Friday, September 24, 2010
Friday, June 4, 2010
Chili peppers may help fight fat
According to boffins, capsaicin, the stuff that gives chili peppers their kick, may cause weight loss and fight fat buildup by triggering certain beneficial protein changes in the body.
The study, which could lead to new treatments for obesity, appears in ACS' monthly Journal ofProteome Research .
Jong Won Yun and colleagues point out that obesity is a major public health threat worldwide, linked to diabetes, high blood pressure, heart disease, and other health problems. Laboratory studies have hinted that capsaicin may help fight obesity by decreasing calorie intake, shrinking fat tissue, and lowering fat levels in the blood. Nobody, however, knows exactly how capsaicin might trigger such beneficial effects.
In an effort to find out, the scientists fed high-fat diets with or without capsaicin to lab rats used to study obesity. The capsaicin-treated rats lost 8 percent of their body weight and showed changes in levels of at least 20 key proteins found in fat. The altered proteins work to break down fats.

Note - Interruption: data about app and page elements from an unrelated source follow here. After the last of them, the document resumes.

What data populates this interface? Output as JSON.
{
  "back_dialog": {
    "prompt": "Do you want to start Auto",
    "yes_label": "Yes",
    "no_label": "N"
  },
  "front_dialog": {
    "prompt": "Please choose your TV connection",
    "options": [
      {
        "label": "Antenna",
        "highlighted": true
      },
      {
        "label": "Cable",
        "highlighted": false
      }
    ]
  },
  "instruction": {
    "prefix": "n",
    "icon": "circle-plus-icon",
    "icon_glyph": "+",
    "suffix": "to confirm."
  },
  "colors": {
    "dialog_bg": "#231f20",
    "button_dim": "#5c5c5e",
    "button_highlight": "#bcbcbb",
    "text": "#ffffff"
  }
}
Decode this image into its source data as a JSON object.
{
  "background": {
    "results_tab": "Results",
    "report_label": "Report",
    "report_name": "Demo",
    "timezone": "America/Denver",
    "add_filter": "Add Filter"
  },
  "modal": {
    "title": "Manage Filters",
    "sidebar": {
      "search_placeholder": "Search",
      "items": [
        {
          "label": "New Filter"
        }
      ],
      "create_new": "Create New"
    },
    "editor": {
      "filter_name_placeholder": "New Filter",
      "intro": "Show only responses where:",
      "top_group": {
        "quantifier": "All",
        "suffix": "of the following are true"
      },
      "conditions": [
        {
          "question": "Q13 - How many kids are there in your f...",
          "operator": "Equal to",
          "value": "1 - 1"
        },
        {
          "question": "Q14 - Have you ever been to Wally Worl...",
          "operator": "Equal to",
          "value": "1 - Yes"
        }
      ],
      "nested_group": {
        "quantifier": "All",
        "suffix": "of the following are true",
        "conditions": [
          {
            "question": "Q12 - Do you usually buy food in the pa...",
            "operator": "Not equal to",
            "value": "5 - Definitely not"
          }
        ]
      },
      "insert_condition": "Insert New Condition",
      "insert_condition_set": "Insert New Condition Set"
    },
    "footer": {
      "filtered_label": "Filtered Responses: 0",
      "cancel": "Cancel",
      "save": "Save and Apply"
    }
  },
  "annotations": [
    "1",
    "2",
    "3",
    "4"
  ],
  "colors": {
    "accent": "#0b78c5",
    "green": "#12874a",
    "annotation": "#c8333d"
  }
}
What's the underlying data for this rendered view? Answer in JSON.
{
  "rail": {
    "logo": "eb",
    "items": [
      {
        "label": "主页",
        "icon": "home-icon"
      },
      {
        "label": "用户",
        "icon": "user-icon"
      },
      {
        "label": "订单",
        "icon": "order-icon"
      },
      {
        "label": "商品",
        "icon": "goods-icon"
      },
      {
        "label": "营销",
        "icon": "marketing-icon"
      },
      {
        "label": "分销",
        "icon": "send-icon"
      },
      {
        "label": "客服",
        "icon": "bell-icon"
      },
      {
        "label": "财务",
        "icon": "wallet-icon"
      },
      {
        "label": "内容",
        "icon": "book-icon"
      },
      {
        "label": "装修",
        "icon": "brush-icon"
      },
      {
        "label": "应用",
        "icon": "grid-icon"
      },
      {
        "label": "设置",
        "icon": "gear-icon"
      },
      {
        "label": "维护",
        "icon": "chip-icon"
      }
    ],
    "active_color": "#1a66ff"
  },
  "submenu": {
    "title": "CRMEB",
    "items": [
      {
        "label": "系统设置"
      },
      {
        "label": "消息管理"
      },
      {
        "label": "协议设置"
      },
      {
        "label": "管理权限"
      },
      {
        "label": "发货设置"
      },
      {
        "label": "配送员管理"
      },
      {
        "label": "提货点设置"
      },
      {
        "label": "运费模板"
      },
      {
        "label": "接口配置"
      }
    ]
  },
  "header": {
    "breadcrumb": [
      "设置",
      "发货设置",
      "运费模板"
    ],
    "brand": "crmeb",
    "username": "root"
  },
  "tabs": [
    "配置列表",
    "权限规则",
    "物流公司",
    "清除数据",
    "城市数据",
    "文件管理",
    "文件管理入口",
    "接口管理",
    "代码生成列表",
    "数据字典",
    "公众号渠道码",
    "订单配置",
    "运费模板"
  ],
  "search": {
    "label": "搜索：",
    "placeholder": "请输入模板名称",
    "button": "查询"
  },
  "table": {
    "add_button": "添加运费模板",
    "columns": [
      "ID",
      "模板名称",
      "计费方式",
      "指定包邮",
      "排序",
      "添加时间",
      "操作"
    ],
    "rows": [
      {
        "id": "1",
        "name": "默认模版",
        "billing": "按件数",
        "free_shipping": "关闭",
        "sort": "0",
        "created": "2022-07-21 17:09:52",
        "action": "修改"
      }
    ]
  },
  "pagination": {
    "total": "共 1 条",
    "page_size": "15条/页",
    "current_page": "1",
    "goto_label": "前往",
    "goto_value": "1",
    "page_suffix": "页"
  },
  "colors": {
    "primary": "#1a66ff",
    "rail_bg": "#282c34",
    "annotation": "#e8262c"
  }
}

"These changes provide valuable new molecular insights into the mechanism of the antiobesity effects of capsaicin," the scientists say.
Tuesday, August 18, 2009
How sugar 'feeds'cancer
Gaining fresh insights into the notion that sugar "feeds" cancer, researchers at Huntsman Cancer Institute at the University of Utah may have moved a step closer to realising potential treatments to stop tumour growth.
"It's been known since 1923 that tumour cells use a lot more glucose than normal cells. Our research helps show how this process takes place, and how it might be stopped to control tumour growth," says Dr. Don Ayer, a Huntsman Cancer Institute investigator and professor in the Department of Oncological Sciences at the University of Utah.
The researchers point out that during both normal and cancerous cell growth, a cellular process takes place that involves both glucose (sugar) and glutamine (an amino acid).
Glucose and glutamine are both essential for cell growth, they say.
While it was long assumed they operated independently, Ayer's research shows they are inter-dependent.
He has found that glucose utilization is stopped when glutamine availability is restricted.
"Essentially, if you don't have glutamine, the cell is short circuited due to a lack of glucose, which halts the growth of the tumour cell" he says.
Dr. Mohan Kaadige, a postdoctoral fellow in Ayer's lab, focused on a protein called MondoA, responsible for turning genes on and off, during the study.
In the presence of glutamine, MondoA blocks the expression of a gene called TXNIP. TXNIP is thought to be a tumour suppressor, but when it's blocked by MondoA , it allows cells to take up glucose, which in turn drives tumor growth.
Ayer believes that his team's work may lead to new drugs that would target glutamine utilization, or target MondoA or TXNIP.
He says that the next step in his research is to develop animal models to test his ideas about how MondoA and TXNIP control cell growth.
"If we can understand that, we can break the cycle of glucose utilization which could be beneficial in the treatment of cancer," he says.
A research article describing the study has been published in the journal Proceedings of the National Academy of Sciences.
Tuesday, July 14, 2009
Weight loss pill reduces 25% fat in a week
Scientists in the U.S. have created an anti-obesity pill that could dramatically reduce weight in a week. Tests on mice have shown that the drug could decreasebody weight by a quarter and their fat content by 42% after seven days. After a month, the weight of the mice had been reduced by 28% and their fat mass by 63%. The researchers say further research is needed before the drug is tested on humans. However, they say the results point to a new approach for the treatment of obesity and adult-onset diabetes.
Saturday, June 27, 2009
Tuesday, March 3, 2009
Thursday, February 5, 2009